Here’s an interesting Port Ellen.
It’s also a great whisky to illustrate a prevalent misconception out there. The misconception that a distillery’s storied reputation means that all of their whiskies are/were exceptional. Port Ellen holds an almost mystical cache among nearly all of us whisky geeks, and I’m not arguing against that. I’d simply like to make the point that Port Ellen is held in the esteem it is for more reasons than purely quality of the dram.
Port Ellen was a good whisky. There’s no denying that. It does need to be taken into account though, that Islay whiskies have been very much in demand for years now, and the lure of a rare Islay malt from a distillery that closed almost three decades ago? How can you resist that call? Most releases you’re liable to get your hands on (if at all) are in the mid twenties to early thirties age bracket. Generally speaking (very generally…not saying this is a rule) older whisky is better than younger whisky. So…here’s what we end up with:
Good whisky + appeal of scarcity + age = 3/4 of the Port Ellen mystique.
The other 1/4? For me anyway is that this is a glass of history. Every drop consumed is one less in the world. There is something infinitely heartbreaking about that. Each time I sit down to a dram of Port Ellen it is an occasion and gives pause for relection. And that plays right into why we love single malt whisky.
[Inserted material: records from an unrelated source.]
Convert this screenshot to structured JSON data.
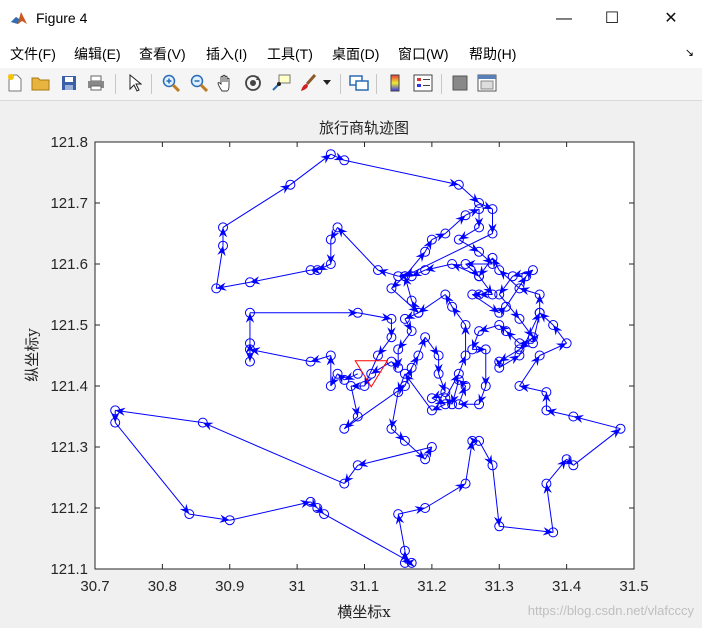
{
  "window": {
    "title": "Figure 4",
    "minimize_glyph": "—",
    "maximize_glyph": "☐",
    "close_glyph": "✕"
  },
  "menu": {
    "items": [
      "文件(F)",
      "编辑(E)",
      "查看(V)",
      "插入(I)",
      "工具(T)",
      "桌面(D)",
      "窗口(W)",
      "帮助(H)"
    ],
    "overflow_glyph": "↘"
  },
  "toolbar": {
    "icons": [
      "new-figure-icon",
      "open-file-icon",
      "save-icon",
      "print-icon",
      "pointer-icon",
      "zoom-in-icon",
      "zoom-out-icon",
      "pan-icon",
      "rotate-3d-icon",
      "data-cursor-icon",
      "brush-icon",
      "link-plot-icon",
      "colorbar-icon",
      "legend-icon",
      "hide-plot-tools-icon",
      "show-plot-tools-icon"
    ]
  },
  "watermark": "https://blog.csdn.net/vlafcccy",
  "colors": {
    "path": "#0000ff",
    "start_marker": "#ff0000",
    "axes": "#262626"
  },
  "chart_data": {
    "type": "line",
    "title": "旅行商轨迹图",
    "xlabel": "横坐标x",
    "ylabel": "纵坐标y",
    "xlim": [
      30.7,
      31.5
    ],
    "ylim": [
      121.1,
      121.8
    ],
    "xticks": [
      "30.7",
      "30.8",
      "30.9",
      "31",
      "31.1",
      "31.2",
      "31.3",
      "31.4",
      "31.5"
    ],
    "yticks": [
      "121.1",
      "121.2",
      "121.3",
      "121.4",
      "121.5",
      "121.6",
      "121.7",
      "121.8"
    ],
    "markers": "circle",
    "arrows": true,
    "start_point": [
      31.11,
      121.42
    ],
    "points": [
      [
        31.09,
        121.42
      ],
      [
        31.07,
        121.41
      ],
      [
        31.06,
        121.42
      ],
      [
        31.05,
        121.4
      ],
      [
        31.05,
        121.45
      ],
      [
        31.02,
        121.44
      ],
      [
        30.93,
        121.46
      ],
      [
        30.93,
        121.44
      ],
      [
        30.93,
        121.47
      ],
      [
        30.93,
        121.52
      ],
      [
        31.09,
        121.52
      ],
      [
        31.14,
        121.51
      ],
      [
        31.14,
        121.48
      ],
      [
        31.12,
        121.45
      ],
      [
        31.1,
        121.4
      ],
      [
        31.08,
        121.4
      ],
      [
        31.09,
        121.35
      ],
      [
        31.07,
        121.33
      ],
      [
        31.16,
        121.4
      ],
      [
        31.17,
        121.43
      ],
      [
        31.18,
        121.45
      ],
      [
        31.19,
        121.48
      ],
      [
        31.21,
        121.45
      ],
      [
        31.21,
        121.42
      ],
      [
        31.22,
        121.39
      ],
      [
        31.2,
        121.38
      ],
      [
        31.22,
        121.37
      ],
      [
        31.2,
        121.36
      ],
      [
        31.16,
        121.42
      ],
      [
        31.15,
        121.39
      ],
      [
        31.14,
        121.33
      ],
      [
        31.16,
        121.31
      ],
      [
        31.19,
        121.28
      ],
      [
        31.2,
        121.3
      ],
      [
        31.09,
        121.27
      ],
      [
        31.07,
        121.24
      ],
      [
        30.86,
        121.34
      ],
      [
        30.73,
        121.36
      ],
      [
        30.73,
        121.34
      ],
      [
        30.84,
        121.19
      ],
      [
        30.9,
        121.18
      ],
      [
        31.02,
        121.21
      ],
      [
        31.03,
        121.2
      ],
      [
        31.04,
        121.19
      ],
      [
        31.17,
        121.11
      ],
      [
        31.16,
        121.11
      ],
      [
        31.16,
        121.13
      ],
      [
        31.15,
        121.19
      ],
      [
        31.19,
        121.2
      ],
      [
        31.25,
        121.24
      ],
      [
        31.26,
        121.31
      ],
      [
        31.27,
        121.31
      ],
      [
        31.29,
        121.27
      ],
      [
        31.3,
        121.17
      ],
      [
        31.38,
        121.16
      ],
      [
        31.37,
        121.24
      ],
      [
        31.4,
        121.28
      ],
      [
        31.41,
        121.27
      ],
      [
        31.48,
        121.33
      ],
      [
        31.41,
        121.35
      ],
      [
        31.37,
        121.36
      ],
      [
        31.37,
        121.39
      ],
      [
        31.33,
        121.4
      ],
      [
        31.36,
        121.45
      ],
      [
        31.4,
        121.47
      ],
      [
        31.38,
        121.5
      ],
      [
        31.36,
        121.52
      ],
      [
        31.35,
        121.47
      ],
      [
        31.33,
        121.47
      ],
      [
        31.31,
        121.49
      ],
      [
        31.3,
        121.5
      ],
      [
        31.27,
        121.49
      ],
      [
        31.26,
        121.46
      ],
      [
        31.28,
        121.46
      ],
      [
        31.28,
        121.4
      ],
      [
        31.27,
        121.37
      ],
      [
        31.24,
        121.37
      ],
      [
        31.25,
        121.4
      ],
      [
        31.24,
        121.41
      ],
      [
        31.23,
        121.37
      ],
      [
        31.22,
        121.38
      ],
      [
        31.24,
        121.42
      ],
      [
        31.25,
        121.45
      ],
      [
        31.25,
        121.5
      ],
      [
        31.23,
        121.53
      ],
      [
        31.22,
        121.55
      ],
      [
        31.18,
        121.52
      ],
      [
        31.17,
        121.54
      ],
      [
        31.16,
        121.58
      ],
      [
        31.19,
        121.62
      ],
      [
        31.2,
        121.64
      ],
      [
        31.22,
        121.65
      ],
      [
        31.25,
        121.68
      ],
      [
        31.27,
        121.69
      ],
      [
        31.27,
        121.66
      ],
      [
        31.24,
        121.64
      ],
      [
        31.27,
        121.62
      ],
      [
        31.29,
        121.6
      ],
      [
        31.25,
        121.6
      ],
      [
        31.27,
        121.58
      ],
      [
        31.29,
        121.55
      ],
      [
        31.27,
        121.55
      ],
      [
        31.26,
        121.55
      ],
      [
        31.3,
        121.52
      ],
      [
        31.31,
        121.53
      ],
      [
        31.34,
        121.58
      ],
      [
        31.35,
        121.59
      ],
      [
        31.32,
        121.58
      ],
      [
        31.3,
        121.55
      ],
      [
        31.33,
        121.51
      ],
      [
        31.35,
        121.48
      ],
      [
        31.33,
        121.46
      ],
      [
        31.3,
        121.44
      ],
      [
        31.3,
        121.43
      ],
      [
        31.33,
        121.45
      ],
      [
        31.36,
        121.52
      ],
      [
        31.36,
        121.55
      ],
      [
        31.33,
        121.56
      ],
      [
        31.3,
        121.59
      ],
      [
        31.29,
        121.61
      ],
      [
        31.27,
        121.58
      ],
      [
        31.23,
        121.6
      ],
      [
        31.19,
        121.59
      ],
      [
        31.17,
        121.58
      ],
      [
        31.15,
        121.58
      ],
      [
        31.12,
        121.59
      ],
      [
        31.06,
        121.66
      ],
      [
        31.05,
        121.64
      ],
      [
        31.05,
        121.6
      ],
      [
        31.03,
        121.59
      ],
      [
        31.02,
        121.59
      ],
      [
        30.93,
        121.57
      ],
      [
        30.88,
        121.56
      ],
      [
        30.89,
        121.63
      ],
      [
        30.89,
        121.66
      ],
      [
        30.99,
        121.73
      ],
      [
        31.05,
        121.78
      ],
      [
        31.07,
        121.77
      ],
      [
        31.24,
        121.73
      ],
      [
        31.27,
        121.7
      ],
      [
        31.29,
        121.69
      ],
      [
        31.29,
        121.65
      ],
      [
        31.16,
        121.58
      ],
      [
        31.14,
        121.56
      ],
      [
        31.18,
        121.52
      ],
      [
        31.16,
        121.51
      ],
      [
        31.17,
        121.49
      ],
      [
        31.15,
        121.46
      ],
      [
        31.15,
        121.43
      ],
      [
        31.14,
        121.44
      ],
      [
        31.11,
        121.42
      ]
    ]
  }
}
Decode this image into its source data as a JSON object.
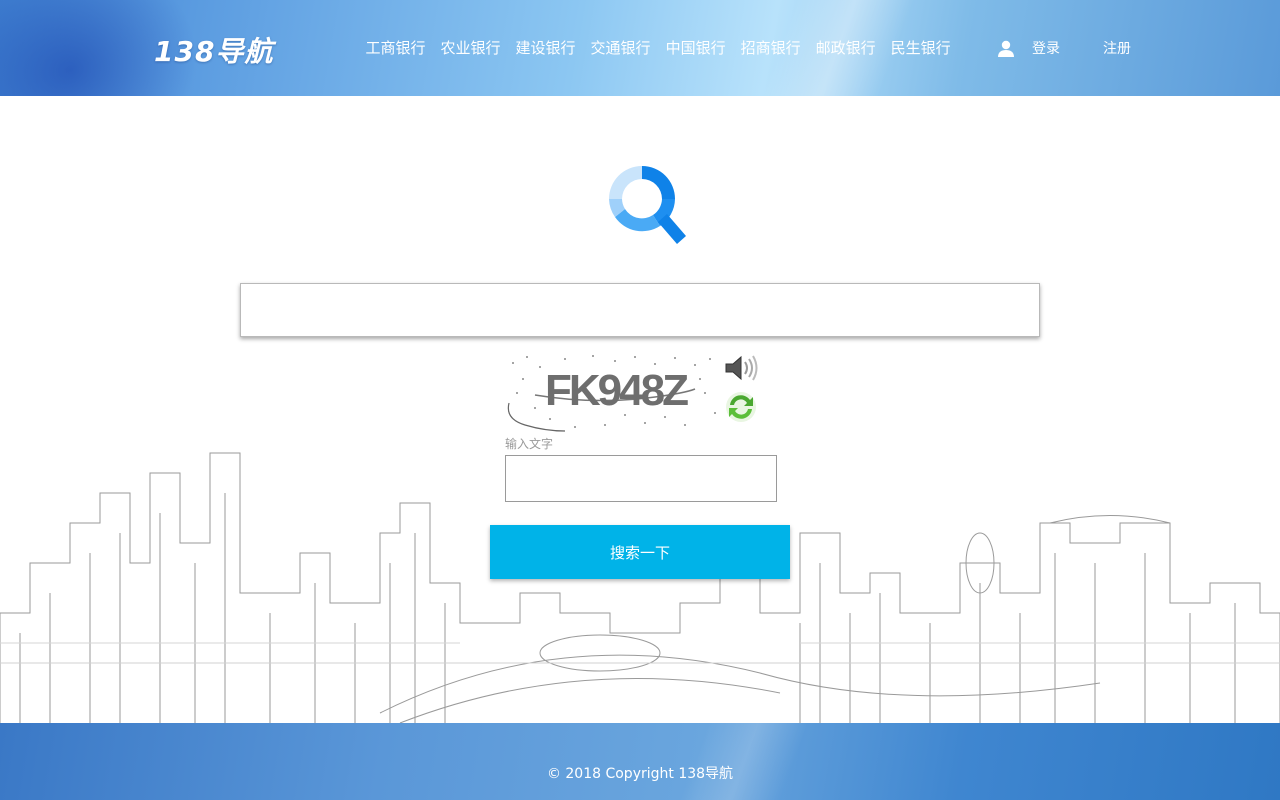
{
  "header": {
    "logo_text": "138导航",
    "nav": [
      "工商银行",
      "农业银行",
      "建设银行",
      "交通银行",
      "中国银行",
      "招商银行",
      "邮政银行",
      "民生银行"
    ],
    "login_label": "登录",
    "register_label": "注册"
  },
  "search": {
    "input_value": "",
    "captcha_text": "FK948Z",
    "captcha_label": "输入文字",
    "captcha_input_value": "",
    "button_label": "搜索一下"
  },
  "footer": {
    "copyright": "© 2018 Copyright 138导航"
  },
  "colors": {
    "accent_button": "#00b3e8",
    "logo_blue": "#0f82e8",
    "header_blue": "#5a9be0"
  }
}
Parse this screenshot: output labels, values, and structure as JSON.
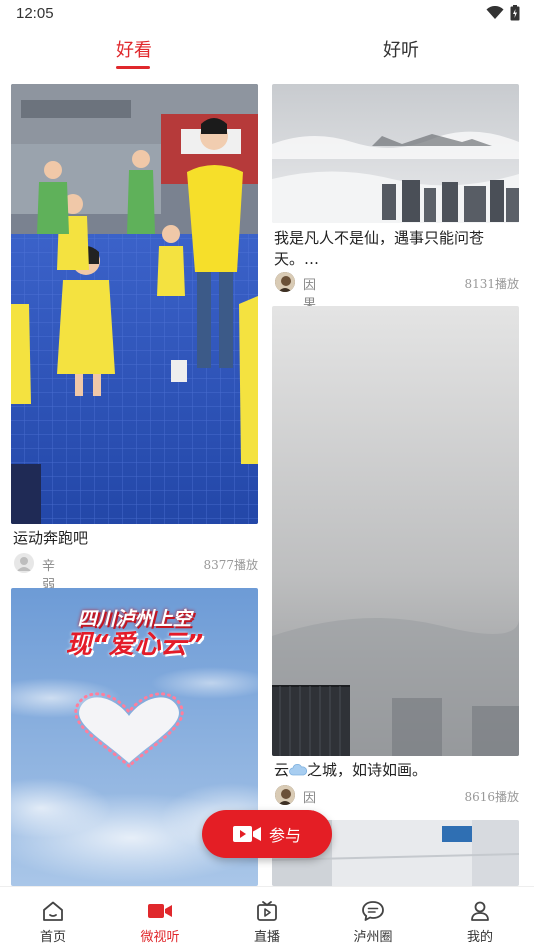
{
  "status_bar": {
    "time": "12:05",
    "wifi_icon": "wifi-icon",
    "battery_icon": "battery-icon"
  },
  "top_tabs": [
    {
      "label": "好看",
      "active": true
    },
    {
      "label": "好听",
      "active": false
    }
  ],
  "feed": {
    "left": [
      {
        "title": "运动奔跑吧",
        "author": "辛弱传",
        "plays": "8377播放",
        "avatar_icon": "default-avatar-icon"
      },
      {
        "overlay_line1": "四川泸州上空",
        "overlay_line2": "现“爱心云”"
      }
    ],
    "right": [
      {
        "title": "我是凡人不是仙，遇事只能问苍天。…",
        "author": "因果",
        "plays": "8131播放"
      },
      {
        "title_before": "云",
        "title_emoji": "cloud-emoji",
        "title_after": "之城，如诗如画。",
        "author": "因果",
        "plays": "8616播放"
      }
    ]
  },
  "join_button": {
    "label": "参与",
    "icon": "video-camera-icon"
  },
  "bottom_nav": [
    {
      "label": "首页",
      "icon": "home-icon",
      "active": false
    },
    {
      "label": "微视听",
      "icon": "video-icon",
      "active": true
    },
    {
      "label": "直播",
      "icon": "tv-play-icon",
      "active": false
    },
    {
      "label": "泸州圈",
      "icon": "chat-bubble-icon",
      "active": false
    },
    {
      "label": "我的",
      "icon": "profile-icon",
      "active": false
    }
  ],
  "colors": {
    "accent": "#e0282c",
    "join_button": "#e41e25",
    "text": "#222222",
    "muted": "#999999"
  }
}
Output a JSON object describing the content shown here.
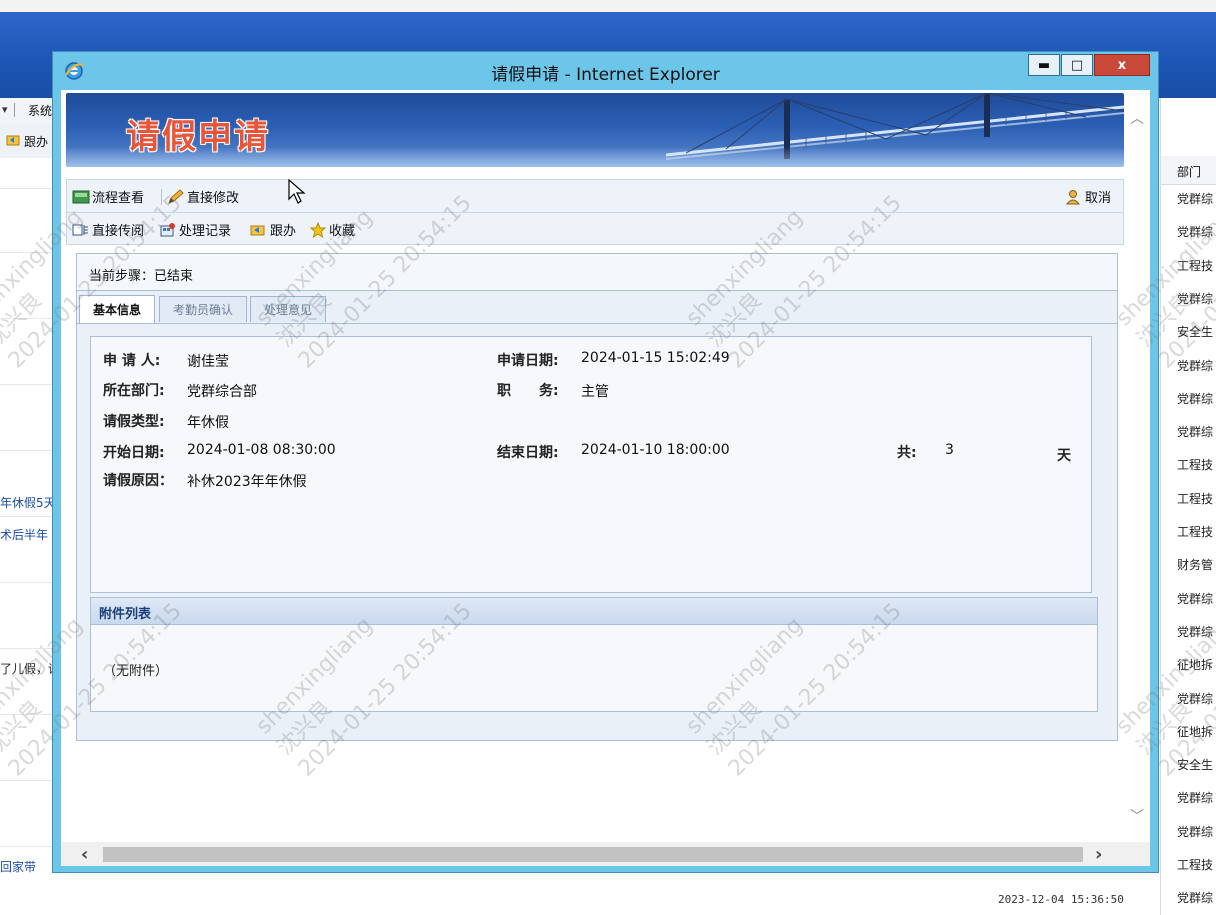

Make no mistake…I love Port Ellen. I adore the malt and the tale behind it. But I also love honesty, and it is important to let others know that not all Port Ellen releases are ‘holy grails’ or ‘white whales’.
This is a 25 year old Signatory single cask release. It was matured in a refill sherry butt and arguably boasts the most sherry influence I’ve ever seen levied on a Port Ellen. The bottle says ‘matured in a refill sherry butt’. Note the word ‘matured’, as opposed to ‘finished’. I can only assume the whisky spent its entire life in this butt. 417 bottles were pulled from the cask after 25 years in wood and the whisky itself was still at a healthy 57%. This is a flawed Port Ellen, for sure, but really still quite enjoyable.
Nose: A touch of sulphur right off. Raisin tart. Far off cherry and a little orange. Leather and tobacco. Camphor. Somewhat barn-y. Deep smoke that, with a swirl, expands exponentially. Wet rocks. Some burnt notes atop the peat. Citrus.
Palate: Smoke. Again…you can taste a bit of sulphur and ash. Cherry and plum stand out amidst juicy sherry notes. Chocolate. Some licorice and iodine. Granny Smith apple and smoked wood chips in tandem. Wet hay. Really, really nice finish, lingering on fruits and…yeah…more smoke.
Extra half mark is for such a deep and resonant finish.
The sulphur note is a little tough to get around, but fortunately it is cushioned in a vast assortment of velvety fruit notes and some rather typical and comforting sherry familiarities.
And hey…it’s Port Ellen. Isn’t it always going to be enjoyable? This is history in a glass, people. You’re drinking the intangible.
– Reviewed by: Curt
– Photo: Curt